Do you plan on launching other fashion products? 

B.D.R: Everyone asks me to develop a men’s line. I have to think about it some more as it’s not my expertise. I also want to broaden my accessories line and produce computer covers, glasses case, and makeup bags. It’s a world of possibilities. 

In the Photo: Women from the cooperative in Antonina working on fish skins

How else do you think can designers make fashion sustainable? What do you think is the biggest challenge in making fashion sustainable?

B.D.R: There’s a big movement going on right now in the fashion business. The Ellen Macarthur Foundation together with McKinsey issued a report called “Redesigning Fashion’s Future” where they offer a vision of a new textiles economy based on the principles of the circular economy model. I think the circular economy is the key for us to be able to still enjoy nice products. After all, fashion should make us feel confident and beautiful. 

The end of these intermediate collections that came up not long ago, the so-called “cruise collection” — the massive and unethical production of fast fashion giants is a challenge. Clients should be more conscious buyers as they actually have the key to demand and change the fashion industry. 

There are centuries-old ways of doing things but stagnation is not an option.

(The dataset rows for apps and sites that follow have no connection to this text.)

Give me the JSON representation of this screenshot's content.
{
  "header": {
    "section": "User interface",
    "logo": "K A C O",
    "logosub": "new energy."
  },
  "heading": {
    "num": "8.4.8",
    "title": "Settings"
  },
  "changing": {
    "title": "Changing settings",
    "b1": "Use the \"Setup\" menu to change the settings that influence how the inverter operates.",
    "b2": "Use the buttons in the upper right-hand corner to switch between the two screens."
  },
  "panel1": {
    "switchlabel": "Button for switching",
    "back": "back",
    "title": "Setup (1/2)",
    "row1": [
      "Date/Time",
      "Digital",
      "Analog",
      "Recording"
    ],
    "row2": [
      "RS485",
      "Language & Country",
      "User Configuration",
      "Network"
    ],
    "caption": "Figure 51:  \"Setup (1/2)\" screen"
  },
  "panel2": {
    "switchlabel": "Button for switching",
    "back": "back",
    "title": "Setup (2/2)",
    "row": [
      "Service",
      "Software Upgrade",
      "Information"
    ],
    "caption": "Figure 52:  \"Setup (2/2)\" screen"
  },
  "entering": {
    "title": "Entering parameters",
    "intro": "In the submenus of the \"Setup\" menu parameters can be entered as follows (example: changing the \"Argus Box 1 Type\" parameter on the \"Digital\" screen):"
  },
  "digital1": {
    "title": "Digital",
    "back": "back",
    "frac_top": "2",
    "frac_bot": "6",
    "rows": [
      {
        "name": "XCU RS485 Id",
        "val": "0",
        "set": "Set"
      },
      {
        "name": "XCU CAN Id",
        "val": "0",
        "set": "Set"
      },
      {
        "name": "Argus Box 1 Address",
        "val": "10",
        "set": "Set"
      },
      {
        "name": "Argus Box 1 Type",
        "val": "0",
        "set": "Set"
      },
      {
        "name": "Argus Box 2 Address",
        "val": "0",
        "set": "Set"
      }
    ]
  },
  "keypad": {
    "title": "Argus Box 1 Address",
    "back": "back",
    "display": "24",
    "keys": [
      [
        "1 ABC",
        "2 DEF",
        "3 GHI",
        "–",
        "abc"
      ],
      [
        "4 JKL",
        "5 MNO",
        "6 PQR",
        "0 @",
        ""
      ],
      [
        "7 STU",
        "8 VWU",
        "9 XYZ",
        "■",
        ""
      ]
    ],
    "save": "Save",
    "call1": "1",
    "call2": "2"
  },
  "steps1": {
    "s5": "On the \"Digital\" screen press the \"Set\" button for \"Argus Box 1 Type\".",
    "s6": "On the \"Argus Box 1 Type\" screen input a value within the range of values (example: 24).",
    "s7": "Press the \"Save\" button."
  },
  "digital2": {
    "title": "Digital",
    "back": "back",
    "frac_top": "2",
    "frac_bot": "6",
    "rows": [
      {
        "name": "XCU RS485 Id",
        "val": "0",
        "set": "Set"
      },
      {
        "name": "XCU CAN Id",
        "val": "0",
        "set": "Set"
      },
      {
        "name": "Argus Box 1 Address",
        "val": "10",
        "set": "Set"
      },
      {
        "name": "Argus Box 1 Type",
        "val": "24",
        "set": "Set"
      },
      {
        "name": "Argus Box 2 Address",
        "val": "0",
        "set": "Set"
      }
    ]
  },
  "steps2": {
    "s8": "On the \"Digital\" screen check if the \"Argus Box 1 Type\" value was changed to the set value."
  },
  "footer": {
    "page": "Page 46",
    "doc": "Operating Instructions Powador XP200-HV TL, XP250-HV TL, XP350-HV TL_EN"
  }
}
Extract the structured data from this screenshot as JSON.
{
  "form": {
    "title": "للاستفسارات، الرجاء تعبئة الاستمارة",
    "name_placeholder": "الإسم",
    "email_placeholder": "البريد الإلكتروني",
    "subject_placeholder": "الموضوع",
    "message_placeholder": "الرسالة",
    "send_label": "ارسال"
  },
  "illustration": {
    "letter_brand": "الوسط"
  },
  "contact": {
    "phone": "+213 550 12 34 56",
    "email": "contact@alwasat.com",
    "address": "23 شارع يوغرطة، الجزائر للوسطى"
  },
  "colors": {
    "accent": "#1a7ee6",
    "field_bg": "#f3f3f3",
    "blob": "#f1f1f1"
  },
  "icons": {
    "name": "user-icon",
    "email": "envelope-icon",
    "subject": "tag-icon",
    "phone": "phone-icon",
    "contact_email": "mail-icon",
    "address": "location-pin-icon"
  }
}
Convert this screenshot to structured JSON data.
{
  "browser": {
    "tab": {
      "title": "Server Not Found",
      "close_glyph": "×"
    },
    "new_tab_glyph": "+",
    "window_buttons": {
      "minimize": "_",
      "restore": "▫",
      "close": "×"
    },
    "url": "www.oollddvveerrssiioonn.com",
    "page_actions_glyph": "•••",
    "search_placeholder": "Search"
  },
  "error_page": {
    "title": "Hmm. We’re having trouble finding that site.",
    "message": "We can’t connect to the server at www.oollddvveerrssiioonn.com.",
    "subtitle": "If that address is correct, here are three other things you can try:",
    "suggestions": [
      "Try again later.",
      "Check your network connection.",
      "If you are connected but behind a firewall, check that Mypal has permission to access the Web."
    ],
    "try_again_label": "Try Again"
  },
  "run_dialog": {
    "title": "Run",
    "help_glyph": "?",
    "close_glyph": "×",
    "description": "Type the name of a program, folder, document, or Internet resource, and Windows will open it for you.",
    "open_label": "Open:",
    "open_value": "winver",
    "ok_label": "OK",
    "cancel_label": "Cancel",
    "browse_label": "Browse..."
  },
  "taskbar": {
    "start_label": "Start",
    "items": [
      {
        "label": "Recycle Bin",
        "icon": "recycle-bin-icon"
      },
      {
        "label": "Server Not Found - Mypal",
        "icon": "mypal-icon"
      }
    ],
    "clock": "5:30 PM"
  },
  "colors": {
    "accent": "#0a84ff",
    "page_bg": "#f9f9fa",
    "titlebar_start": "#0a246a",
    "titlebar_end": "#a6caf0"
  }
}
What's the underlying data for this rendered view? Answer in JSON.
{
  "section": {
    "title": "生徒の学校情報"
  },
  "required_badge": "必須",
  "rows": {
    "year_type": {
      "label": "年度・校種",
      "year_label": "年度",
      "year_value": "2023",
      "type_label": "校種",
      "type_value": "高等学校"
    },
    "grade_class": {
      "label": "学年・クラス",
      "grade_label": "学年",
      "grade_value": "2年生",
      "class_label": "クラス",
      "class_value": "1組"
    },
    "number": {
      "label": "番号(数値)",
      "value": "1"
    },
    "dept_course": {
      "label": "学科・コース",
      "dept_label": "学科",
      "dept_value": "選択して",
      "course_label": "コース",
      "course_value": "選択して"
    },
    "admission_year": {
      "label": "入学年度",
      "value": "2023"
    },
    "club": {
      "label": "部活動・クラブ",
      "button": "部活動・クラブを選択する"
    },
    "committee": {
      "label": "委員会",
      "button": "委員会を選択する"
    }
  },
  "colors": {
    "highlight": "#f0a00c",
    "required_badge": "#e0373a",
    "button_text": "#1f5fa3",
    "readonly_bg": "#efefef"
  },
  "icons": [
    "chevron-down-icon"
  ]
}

Times are still changing. The times we are in call for innovation regardless of industry. Sustainable fashion is gaining ground. Equally important, it is providing economic opportunities to underprivileged groups especially women and in turn, help them become productive members of society. 

Photo Credit: Alice Venturi


Editor’s Note: The opinions expressed here by Impakter.com columnists are their own, not those of Impakter.com — In the featured photo: Smoke Over Istanbul — Featured Photo Credit:
Print Friendly, PDF & Email
About the Author /

Born and raised in the Philippines. Obtained her degrees in Bachelor of Arts, Major in Humanities and Master of Arts in Communication, Major in Integrated Marketing Communication from University of Asia and the Pacific. Pursued her MBA degree at Hult International Business School in San Francisco. Loves to travel, eat, cook, bake, and read (mostly fiction). An accidental marketer.

Scroll Up